- _Data excerpts_
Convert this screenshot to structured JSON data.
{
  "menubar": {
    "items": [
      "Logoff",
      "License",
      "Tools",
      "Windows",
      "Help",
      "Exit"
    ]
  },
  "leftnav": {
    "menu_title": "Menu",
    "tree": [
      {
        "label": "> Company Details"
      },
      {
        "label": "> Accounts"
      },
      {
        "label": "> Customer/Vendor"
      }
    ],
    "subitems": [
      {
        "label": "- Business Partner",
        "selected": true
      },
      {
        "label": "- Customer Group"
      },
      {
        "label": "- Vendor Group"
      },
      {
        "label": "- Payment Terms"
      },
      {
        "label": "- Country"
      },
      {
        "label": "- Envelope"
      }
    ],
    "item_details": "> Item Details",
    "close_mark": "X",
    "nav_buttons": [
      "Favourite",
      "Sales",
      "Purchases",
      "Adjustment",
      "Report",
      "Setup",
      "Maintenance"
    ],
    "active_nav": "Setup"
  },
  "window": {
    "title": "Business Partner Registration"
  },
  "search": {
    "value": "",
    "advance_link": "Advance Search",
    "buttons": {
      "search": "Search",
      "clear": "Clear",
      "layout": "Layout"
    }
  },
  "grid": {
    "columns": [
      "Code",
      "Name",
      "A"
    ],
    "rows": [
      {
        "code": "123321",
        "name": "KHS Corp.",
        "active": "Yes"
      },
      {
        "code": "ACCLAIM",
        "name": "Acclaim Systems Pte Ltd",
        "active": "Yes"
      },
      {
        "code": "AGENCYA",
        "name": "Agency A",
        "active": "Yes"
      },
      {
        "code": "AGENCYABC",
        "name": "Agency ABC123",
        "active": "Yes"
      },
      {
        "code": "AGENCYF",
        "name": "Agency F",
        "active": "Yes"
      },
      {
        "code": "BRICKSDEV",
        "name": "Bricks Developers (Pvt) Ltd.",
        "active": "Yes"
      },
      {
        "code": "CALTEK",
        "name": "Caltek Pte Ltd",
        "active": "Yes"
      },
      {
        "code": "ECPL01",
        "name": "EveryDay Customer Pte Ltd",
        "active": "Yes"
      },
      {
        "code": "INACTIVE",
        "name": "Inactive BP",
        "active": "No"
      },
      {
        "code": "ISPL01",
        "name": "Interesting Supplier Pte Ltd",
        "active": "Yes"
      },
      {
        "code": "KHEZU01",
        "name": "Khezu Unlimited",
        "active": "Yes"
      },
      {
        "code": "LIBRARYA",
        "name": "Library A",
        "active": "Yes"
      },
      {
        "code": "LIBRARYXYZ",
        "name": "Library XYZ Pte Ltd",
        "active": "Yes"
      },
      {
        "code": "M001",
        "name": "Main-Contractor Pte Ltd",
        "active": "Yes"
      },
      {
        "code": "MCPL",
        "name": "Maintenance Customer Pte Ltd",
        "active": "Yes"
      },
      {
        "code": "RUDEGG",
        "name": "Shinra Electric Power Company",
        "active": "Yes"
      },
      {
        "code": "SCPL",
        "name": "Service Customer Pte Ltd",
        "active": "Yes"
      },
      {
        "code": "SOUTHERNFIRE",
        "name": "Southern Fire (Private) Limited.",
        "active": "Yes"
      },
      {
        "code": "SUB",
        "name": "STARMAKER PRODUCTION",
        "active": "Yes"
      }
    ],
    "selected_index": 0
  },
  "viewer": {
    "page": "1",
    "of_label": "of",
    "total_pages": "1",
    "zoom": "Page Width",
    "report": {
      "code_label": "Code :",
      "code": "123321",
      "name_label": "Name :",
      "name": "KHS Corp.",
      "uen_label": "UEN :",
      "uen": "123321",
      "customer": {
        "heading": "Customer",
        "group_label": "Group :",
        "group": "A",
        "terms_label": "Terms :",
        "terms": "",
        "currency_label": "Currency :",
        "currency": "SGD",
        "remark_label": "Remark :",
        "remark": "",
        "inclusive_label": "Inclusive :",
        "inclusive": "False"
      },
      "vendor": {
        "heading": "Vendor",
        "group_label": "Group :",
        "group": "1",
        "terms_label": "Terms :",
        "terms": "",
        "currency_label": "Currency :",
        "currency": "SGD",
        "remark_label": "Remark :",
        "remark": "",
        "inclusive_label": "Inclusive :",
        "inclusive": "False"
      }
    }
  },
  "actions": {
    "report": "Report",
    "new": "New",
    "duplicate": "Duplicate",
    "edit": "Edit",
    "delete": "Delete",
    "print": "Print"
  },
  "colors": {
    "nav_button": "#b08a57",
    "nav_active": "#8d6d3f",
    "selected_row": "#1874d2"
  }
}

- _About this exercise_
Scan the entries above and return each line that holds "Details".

- _Your response_
        "label": "> Company Details"
    "item_details": "> Item Details",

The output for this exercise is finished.